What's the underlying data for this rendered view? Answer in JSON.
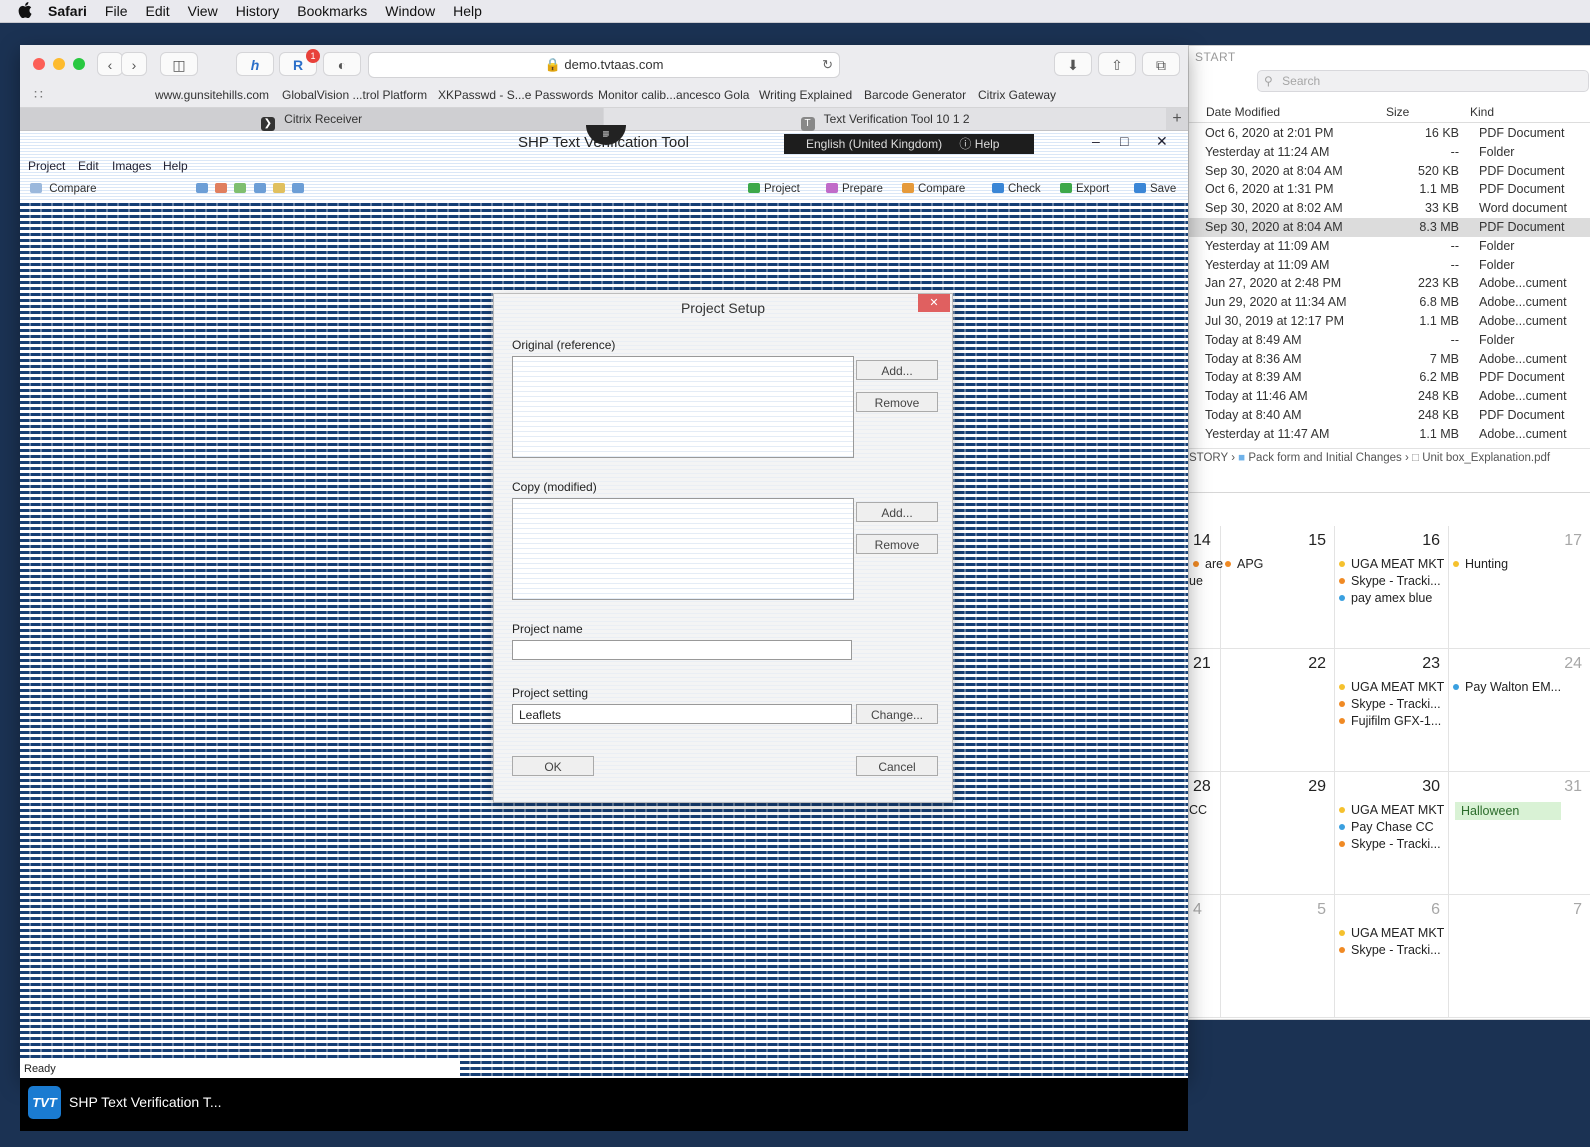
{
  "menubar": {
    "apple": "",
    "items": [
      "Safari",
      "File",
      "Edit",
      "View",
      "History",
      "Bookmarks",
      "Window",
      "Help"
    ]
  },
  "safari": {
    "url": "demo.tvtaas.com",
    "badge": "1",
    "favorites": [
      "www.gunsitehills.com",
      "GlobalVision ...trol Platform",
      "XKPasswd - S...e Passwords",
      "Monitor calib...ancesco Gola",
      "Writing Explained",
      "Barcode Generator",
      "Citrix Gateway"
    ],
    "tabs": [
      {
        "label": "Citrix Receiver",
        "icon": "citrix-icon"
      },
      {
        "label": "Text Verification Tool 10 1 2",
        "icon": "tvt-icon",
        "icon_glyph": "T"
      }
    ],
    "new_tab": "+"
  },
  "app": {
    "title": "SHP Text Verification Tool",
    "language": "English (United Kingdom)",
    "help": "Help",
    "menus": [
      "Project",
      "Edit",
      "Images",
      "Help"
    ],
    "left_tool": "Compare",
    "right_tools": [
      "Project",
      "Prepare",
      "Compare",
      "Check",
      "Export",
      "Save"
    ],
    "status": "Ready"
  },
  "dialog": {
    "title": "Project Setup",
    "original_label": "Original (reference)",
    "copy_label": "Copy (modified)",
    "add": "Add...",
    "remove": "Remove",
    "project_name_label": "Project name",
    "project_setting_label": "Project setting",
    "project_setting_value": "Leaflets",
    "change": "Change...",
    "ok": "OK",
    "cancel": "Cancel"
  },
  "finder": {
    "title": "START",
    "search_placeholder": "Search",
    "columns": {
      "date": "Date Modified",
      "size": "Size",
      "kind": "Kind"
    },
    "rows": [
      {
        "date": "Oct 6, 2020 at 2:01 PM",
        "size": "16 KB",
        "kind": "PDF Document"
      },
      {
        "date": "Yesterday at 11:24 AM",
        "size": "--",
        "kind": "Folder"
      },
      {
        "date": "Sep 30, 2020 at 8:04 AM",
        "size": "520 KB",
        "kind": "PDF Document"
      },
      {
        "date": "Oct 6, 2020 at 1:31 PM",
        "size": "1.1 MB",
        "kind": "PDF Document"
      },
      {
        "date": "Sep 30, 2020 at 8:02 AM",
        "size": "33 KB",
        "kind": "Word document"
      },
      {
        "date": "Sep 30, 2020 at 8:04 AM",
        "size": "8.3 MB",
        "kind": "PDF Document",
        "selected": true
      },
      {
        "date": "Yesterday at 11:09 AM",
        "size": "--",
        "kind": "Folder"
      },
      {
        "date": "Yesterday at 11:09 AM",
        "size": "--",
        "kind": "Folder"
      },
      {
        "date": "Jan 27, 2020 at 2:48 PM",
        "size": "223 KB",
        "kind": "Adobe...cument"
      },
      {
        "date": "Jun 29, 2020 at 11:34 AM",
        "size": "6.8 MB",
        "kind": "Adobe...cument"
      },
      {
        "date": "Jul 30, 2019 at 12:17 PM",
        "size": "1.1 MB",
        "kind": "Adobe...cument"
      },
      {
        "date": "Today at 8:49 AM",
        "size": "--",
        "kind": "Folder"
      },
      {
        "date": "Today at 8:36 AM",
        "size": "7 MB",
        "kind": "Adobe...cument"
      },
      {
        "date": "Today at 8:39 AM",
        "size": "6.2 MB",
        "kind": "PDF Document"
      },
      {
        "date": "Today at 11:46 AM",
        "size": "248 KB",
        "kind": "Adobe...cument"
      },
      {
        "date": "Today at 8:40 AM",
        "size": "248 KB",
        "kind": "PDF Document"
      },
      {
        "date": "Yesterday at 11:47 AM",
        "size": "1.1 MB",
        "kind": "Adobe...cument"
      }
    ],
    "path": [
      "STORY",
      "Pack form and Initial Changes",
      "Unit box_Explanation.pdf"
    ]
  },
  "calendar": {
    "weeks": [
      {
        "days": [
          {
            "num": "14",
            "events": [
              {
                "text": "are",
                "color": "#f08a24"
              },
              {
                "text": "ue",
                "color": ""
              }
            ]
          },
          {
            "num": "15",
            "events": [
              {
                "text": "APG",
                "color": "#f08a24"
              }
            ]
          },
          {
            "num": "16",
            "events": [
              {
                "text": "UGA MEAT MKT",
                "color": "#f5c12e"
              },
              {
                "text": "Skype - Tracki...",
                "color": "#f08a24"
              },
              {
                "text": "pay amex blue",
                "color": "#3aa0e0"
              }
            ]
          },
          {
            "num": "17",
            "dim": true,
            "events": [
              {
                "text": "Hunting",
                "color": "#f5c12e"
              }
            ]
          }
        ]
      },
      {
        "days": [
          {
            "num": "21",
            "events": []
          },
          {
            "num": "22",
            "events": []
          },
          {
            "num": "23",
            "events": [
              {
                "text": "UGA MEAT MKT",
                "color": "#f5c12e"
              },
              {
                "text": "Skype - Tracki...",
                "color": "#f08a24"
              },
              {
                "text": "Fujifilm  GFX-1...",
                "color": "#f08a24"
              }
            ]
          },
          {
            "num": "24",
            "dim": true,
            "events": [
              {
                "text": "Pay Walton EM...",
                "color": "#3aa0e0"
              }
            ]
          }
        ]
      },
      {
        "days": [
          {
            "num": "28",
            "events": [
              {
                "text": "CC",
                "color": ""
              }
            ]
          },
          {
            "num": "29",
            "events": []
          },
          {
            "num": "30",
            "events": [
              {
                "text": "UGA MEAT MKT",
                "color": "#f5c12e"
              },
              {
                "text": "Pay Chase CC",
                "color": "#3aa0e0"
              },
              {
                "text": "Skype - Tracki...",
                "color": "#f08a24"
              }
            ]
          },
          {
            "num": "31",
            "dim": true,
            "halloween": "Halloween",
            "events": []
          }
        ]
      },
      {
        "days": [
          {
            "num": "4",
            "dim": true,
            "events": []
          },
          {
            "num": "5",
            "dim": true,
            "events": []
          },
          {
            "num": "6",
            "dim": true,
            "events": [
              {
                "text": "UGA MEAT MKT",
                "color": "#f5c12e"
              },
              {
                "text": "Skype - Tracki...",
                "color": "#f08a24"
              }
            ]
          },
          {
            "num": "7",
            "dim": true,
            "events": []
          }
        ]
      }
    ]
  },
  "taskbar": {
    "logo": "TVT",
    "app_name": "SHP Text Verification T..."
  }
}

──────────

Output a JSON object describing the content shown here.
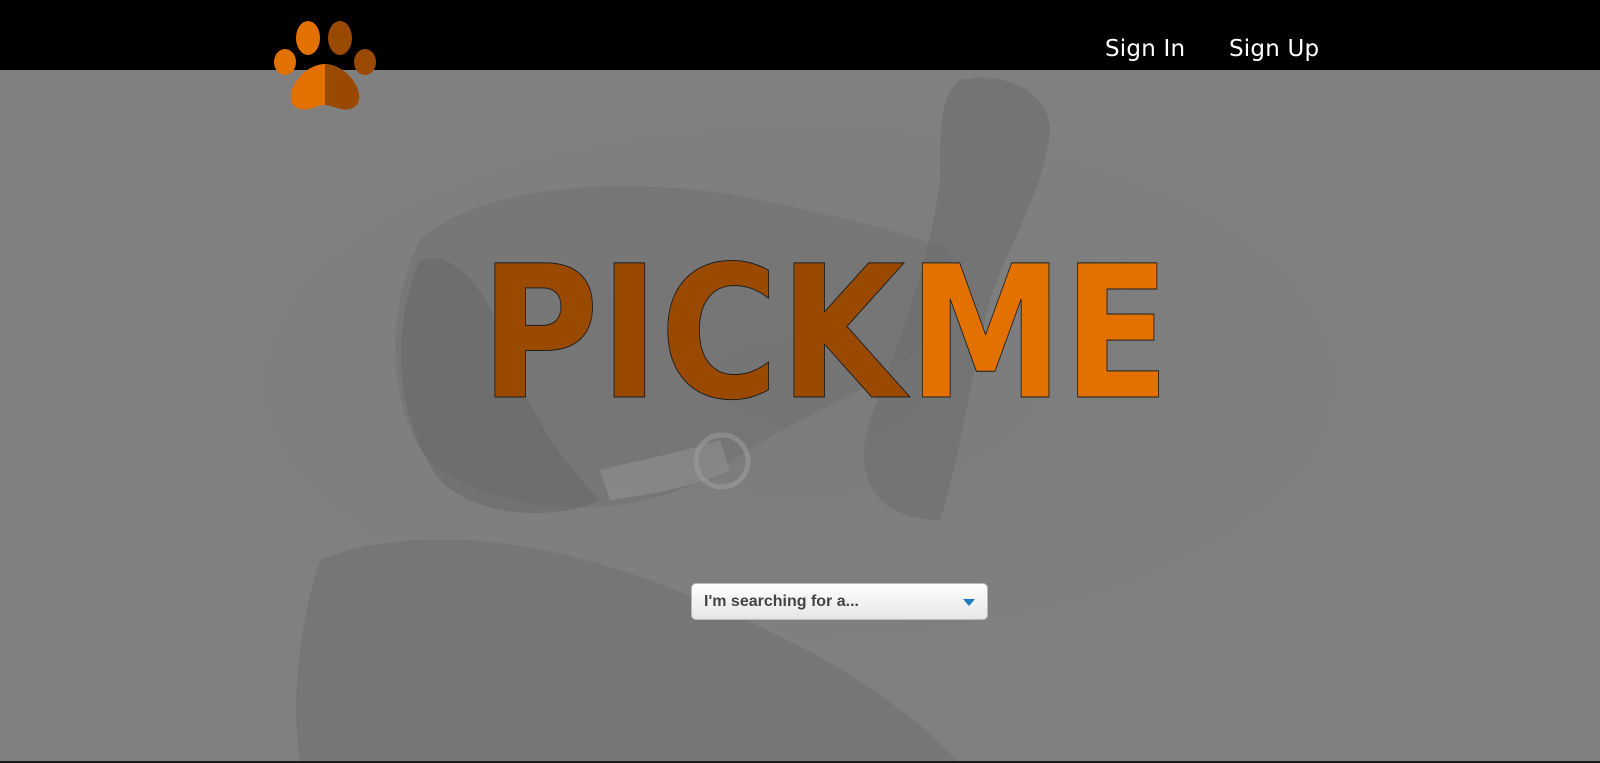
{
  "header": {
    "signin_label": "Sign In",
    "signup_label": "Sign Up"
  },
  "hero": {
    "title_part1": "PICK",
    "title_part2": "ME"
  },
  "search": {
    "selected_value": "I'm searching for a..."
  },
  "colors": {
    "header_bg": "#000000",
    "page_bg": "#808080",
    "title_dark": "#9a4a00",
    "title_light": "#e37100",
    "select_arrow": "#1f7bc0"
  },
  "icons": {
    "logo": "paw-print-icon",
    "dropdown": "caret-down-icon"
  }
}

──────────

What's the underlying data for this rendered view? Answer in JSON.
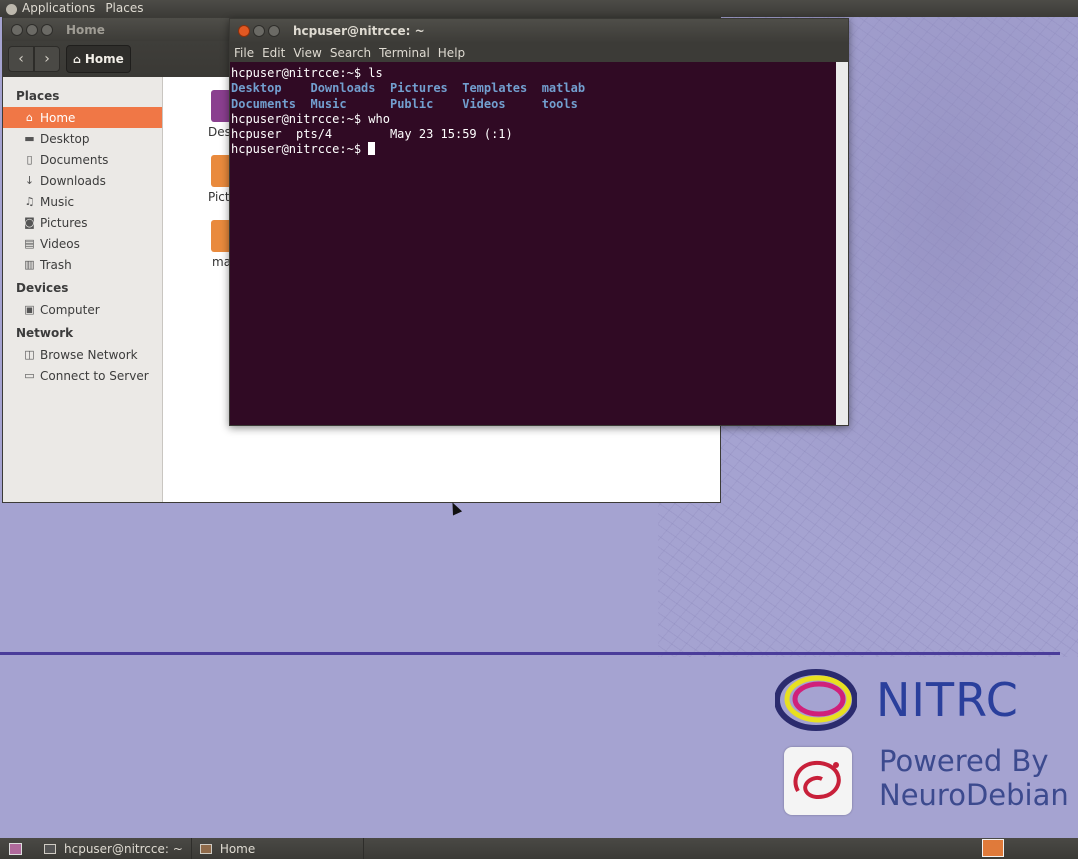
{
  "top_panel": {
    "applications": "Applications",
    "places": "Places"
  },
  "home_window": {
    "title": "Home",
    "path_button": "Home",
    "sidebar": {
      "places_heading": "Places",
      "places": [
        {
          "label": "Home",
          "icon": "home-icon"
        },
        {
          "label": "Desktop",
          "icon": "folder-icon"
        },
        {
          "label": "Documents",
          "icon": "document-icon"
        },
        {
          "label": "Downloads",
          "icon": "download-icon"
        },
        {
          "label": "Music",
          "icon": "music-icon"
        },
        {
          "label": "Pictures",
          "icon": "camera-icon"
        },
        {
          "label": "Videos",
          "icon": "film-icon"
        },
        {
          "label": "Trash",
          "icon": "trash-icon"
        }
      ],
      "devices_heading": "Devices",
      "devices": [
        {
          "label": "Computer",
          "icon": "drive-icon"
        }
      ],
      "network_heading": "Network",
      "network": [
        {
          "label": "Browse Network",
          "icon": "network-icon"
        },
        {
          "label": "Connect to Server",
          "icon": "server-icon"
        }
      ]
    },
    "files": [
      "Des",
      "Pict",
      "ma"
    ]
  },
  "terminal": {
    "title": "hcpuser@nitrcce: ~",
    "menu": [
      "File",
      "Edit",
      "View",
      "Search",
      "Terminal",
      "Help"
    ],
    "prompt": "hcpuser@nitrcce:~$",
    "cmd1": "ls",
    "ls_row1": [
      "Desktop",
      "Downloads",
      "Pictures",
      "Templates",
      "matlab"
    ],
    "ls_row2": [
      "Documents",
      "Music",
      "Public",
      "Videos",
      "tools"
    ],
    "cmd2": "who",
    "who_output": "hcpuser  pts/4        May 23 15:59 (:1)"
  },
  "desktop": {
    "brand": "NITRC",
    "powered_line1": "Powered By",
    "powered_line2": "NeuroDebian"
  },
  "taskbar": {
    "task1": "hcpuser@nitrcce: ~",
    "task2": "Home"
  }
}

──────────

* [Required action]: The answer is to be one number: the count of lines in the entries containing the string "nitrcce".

* [Exercise result]: 3